[Excerpts from an interface dataset]
╔══
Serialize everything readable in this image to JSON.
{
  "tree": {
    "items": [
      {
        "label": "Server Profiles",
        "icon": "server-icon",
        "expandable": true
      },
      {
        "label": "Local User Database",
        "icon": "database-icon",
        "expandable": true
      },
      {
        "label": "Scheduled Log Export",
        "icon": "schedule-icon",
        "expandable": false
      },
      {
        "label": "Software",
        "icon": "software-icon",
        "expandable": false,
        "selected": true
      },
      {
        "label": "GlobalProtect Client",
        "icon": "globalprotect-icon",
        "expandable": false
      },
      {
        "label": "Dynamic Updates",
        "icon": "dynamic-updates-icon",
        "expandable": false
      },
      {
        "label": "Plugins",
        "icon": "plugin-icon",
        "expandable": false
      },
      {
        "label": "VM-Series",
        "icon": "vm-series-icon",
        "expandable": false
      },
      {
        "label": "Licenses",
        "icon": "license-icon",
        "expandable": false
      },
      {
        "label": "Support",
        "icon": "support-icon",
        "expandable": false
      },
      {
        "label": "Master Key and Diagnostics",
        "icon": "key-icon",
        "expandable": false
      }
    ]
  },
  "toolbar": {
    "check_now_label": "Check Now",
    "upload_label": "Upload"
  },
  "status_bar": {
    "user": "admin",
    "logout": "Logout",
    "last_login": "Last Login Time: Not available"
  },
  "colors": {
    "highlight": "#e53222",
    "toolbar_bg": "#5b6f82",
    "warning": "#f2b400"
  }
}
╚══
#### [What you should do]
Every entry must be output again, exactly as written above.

#### [Task solution]
Serialize everything readable in this image to JSON.
{
  "tree": {
    "items": [
      {
        "label": "Server Profiles",
        "icon": "server-icon",
        "expandable": true
      },
      {
        "label": "Local User Database",
        "icon": "database-icon",
        "expandable": true
      },
      {
        "label": "Scheduled Log Export",
        "icon": "schedule-icon",
        "expandable": false
      },
      {
        "label": "Software",
        "icon": "software-icon",
        "expandable": false,
        "selected": true
      },
      {
        "label": "GlobalProtect Client",
        "icon": "globalprotect-icon",
        "expandable": false
      },
      {
        "label": "Dynamic Updates",
        "icon": "dynamic-updates-icon",
        "expandable": false
      },
      {
        "label": "Plugins",
        "icon": "plugin-icon",
        "expandable": false
      },
      {
        "label": "VM-Series",
        "icon": "vm-series-icon",
        "expandable": false
      },
      {
        "label": "Licenses",
        "icon": "license-icon",
        "expandable": false
      },
      {
        "label": "Support",
        "icon": "support-icon",
        "expandable": false
      },
      {
        "label": "Master Key and Diagnostics",
        "icon": "key-icon",
        "expandable": false
      }
    ]
  },
  "toolbar": {
    "check_now_label": "Check Now",
    "upload_label": "Upload"
  },
  "status_bar": {
    "user": "admin",
    "logout": "Logout",
    "last_login": "Last Login Time: Not available"
  },
  "colors": {
    "highlight": "#e53222",
    "toolbar_bg": "#5b6f82",
    "warning": "#f2b400"
  }
}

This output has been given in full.